Higher considerations aside, the waiting-on program is run with a minimum of efficient organization and a maximum of wasted effort. Most of the students involved--the number varies from four to eleven for each meal, depending on the size of the dormitory--scurry around the dining room getting in one another's way. The others dry dishes which, if left for five minutes, would dry better in the air. Naturally enough, the student waitress deplores the time she wastes in this fashion and hurries the meal as much as possible. The inevitable result is that College meals are eaten in an atmosphere of great haste, which tends to make them unenjoyable occasions for diners as well as for waitresses.

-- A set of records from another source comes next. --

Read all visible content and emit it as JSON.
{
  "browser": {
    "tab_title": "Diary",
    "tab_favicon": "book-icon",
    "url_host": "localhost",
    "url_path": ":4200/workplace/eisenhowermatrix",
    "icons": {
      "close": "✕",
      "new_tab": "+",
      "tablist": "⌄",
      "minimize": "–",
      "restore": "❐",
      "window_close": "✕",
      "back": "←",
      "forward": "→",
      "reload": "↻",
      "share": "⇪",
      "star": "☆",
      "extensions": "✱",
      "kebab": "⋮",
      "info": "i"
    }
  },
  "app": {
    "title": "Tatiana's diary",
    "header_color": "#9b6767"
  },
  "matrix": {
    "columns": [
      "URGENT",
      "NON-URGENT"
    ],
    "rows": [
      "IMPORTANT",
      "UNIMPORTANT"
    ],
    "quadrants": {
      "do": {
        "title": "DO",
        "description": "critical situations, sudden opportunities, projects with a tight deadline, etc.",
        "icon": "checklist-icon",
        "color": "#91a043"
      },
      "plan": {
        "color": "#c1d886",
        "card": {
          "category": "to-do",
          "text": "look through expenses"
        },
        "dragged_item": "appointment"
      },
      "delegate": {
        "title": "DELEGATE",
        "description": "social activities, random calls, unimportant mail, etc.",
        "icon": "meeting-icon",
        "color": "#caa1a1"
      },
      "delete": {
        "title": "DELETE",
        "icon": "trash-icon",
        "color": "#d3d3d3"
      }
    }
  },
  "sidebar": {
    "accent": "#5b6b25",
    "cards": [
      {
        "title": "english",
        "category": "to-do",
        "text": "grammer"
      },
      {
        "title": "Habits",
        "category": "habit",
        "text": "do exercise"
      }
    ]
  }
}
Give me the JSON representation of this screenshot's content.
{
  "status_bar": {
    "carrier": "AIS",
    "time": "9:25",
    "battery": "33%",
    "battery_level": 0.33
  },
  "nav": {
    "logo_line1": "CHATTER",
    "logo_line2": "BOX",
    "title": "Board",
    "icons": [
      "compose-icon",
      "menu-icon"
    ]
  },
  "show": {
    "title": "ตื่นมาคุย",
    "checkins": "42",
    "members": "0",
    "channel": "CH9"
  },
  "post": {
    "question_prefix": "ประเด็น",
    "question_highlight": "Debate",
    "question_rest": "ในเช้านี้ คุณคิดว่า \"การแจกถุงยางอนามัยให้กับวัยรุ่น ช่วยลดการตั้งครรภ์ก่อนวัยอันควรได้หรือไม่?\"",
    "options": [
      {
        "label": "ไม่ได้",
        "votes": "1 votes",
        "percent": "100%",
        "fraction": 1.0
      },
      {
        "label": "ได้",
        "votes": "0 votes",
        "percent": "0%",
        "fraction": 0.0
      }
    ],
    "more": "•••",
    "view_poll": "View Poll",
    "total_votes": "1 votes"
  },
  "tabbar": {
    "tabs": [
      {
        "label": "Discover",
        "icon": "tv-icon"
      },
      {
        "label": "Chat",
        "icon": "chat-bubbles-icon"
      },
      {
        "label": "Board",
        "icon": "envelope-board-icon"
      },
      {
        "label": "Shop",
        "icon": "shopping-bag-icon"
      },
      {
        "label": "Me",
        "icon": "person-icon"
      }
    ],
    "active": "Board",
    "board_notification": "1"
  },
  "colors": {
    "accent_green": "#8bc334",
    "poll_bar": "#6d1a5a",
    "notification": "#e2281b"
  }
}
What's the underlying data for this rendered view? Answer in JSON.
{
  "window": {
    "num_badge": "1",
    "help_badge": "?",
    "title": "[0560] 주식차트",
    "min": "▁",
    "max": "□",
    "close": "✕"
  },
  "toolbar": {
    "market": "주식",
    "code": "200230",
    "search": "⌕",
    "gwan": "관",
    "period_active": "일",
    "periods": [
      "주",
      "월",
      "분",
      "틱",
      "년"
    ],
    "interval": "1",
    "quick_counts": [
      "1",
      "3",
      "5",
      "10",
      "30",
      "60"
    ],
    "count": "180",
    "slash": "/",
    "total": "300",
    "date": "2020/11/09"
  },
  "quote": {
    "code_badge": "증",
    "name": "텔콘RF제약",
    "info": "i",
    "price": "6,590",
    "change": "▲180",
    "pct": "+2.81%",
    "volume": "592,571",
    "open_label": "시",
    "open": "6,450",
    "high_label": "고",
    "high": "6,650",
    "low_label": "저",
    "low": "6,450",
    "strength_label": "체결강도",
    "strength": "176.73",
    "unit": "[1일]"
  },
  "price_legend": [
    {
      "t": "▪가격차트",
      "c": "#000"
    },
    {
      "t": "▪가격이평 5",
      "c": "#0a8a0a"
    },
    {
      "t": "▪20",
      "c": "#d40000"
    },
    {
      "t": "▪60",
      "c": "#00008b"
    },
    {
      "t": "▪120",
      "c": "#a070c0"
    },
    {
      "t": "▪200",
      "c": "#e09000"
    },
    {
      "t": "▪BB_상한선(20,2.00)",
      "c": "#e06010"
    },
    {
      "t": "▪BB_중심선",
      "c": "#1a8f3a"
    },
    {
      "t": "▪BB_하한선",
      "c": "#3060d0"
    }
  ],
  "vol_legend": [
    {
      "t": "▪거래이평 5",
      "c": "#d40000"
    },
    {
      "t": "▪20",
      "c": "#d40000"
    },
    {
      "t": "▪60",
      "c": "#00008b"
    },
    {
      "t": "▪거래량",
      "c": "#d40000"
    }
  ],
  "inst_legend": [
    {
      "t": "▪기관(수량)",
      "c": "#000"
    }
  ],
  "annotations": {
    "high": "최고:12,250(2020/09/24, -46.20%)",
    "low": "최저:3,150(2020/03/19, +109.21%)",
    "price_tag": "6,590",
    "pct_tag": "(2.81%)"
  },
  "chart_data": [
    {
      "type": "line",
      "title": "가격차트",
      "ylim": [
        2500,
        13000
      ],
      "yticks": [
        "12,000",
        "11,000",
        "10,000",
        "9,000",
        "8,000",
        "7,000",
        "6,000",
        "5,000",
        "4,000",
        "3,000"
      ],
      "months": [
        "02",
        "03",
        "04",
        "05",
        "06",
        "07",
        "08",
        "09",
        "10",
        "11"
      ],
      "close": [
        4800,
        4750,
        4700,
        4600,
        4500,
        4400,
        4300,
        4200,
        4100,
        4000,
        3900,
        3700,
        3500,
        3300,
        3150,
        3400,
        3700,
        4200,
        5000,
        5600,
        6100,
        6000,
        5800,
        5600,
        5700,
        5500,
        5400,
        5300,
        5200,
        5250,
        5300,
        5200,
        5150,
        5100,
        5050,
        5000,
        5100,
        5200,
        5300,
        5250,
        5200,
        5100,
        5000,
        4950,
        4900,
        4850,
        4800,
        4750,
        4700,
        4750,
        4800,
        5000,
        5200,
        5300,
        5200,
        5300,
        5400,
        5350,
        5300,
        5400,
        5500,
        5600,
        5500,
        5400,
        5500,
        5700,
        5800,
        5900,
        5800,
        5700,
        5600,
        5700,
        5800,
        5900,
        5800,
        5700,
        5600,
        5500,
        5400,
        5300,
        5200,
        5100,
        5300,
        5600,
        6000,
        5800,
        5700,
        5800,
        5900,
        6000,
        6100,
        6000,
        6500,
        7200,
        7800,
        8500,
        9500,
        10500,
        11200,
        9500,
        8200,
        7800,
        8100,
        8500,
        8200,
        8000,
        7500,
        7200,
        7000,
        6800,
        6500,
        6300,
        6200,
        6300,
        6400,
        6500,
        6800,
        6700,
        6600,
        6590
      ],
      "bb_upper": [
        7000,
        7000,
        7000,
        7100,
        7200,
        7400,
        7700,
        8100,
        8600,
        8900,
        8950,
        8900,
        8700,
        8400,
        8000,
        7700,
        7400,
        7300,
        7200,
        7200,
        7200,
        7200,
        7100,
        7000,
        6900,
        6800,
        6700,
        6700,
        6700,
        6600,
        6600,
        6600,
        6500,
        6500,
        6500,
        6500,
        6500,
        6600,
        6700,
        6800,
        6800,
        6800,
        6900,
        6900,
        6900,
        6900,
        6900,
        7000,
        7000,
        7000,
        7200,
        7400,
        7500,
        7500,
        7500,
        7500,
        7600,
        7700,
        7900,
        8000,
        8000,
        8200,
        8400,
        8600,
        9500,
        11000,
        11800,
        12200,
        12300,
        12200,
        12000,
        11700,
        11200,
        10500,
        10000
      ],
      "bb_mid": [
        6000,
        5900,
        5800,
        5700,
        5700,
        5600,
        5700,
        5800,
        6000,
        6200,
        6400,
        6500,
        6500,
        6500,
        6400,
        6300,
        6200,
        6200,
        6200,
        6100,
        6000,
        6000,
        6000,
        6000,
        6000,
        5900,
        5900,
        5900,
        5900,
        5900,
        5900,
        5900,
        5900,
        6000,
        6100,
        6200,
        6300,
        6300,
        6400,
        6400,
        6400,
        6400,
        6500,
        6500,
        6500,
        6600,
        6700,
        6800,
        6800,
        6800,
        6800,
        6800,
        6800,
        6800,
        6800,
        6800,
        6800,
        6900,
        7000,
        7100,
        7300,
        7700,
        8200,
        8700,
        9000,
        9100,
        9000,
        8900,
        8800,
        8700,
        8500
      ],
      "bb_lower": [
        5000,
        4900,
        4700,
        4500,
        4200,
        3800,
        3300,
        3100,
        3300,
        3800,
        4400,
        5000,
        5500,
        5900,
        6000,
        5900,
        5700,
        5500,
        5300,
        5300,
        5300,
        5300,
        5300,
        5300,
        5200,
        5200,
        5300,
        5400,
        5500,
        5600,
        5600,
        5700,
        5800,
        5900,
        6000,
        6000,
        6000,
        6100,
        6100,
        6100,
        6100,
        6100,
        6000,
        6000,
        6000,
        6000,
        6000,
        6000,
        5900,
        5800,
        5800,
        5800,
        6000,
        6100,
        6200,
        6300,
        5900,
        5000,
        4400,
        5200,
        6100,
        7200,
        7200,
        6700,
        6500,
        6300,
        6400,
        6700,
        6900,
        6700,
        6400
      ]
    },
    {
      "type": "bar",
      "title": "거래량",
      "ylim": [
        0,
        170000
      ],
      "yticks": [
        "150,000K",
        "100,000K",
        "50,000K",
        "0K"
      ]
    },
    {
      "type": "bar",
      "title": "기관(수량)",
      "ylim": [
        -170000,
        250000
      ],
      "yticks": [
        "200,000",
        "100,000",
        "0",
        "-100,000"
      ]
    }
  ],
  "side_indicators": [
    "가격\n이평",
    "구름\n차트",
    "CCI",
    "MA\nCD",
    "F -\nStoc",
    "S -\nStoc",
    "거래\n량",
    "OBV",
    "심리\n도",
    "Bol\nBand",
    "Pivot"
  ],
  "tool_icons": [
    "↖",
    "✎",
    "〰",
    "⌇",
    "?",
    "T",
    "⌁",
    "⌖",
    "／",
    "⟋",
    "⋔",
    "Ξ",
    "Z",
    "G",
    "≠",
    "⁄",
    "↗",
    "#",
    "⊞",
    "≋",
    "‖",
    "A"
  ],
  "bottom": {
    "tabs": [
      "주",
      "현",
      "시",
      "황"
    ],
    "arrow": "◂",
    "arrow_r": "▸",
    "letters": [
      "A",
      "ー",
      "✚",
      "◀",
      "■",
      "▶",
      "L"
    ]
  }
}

Probably the best solution, from the standpoint of efficiency and in the interests of gracious living, would be a staff of professional waitresses. Radcliffe has no money for such an extravagance, but there is an alternate solution--a system under which all students would pay a slightly higher price for room and board. Girls in need of extra money might wait on tables for a small but reasonable salary. Consequently, the system would create a new area of student employment, in which several girls could make a substantial sum of money each year. The program would also free those who dislike waiting-on and would institute a relatively small, regular staff of waitresses willing to put in the time and effort required.
Despite the advantages of this plan, similar suggestions have been opposed in the past on the grounds that they might tend to create an "undemocratic" class society composed of the "laborers" and the "idle rich." The danger of creating such class distinctions in Radcliffe's liberal society seems relatively remote. Since a paid student staff would offer valuable job opportunities, operate more efficiently, and free other students from a time-consuming and pointless task, the Radcliffe Administration should seriously consider this method of replacing the waiting-on program.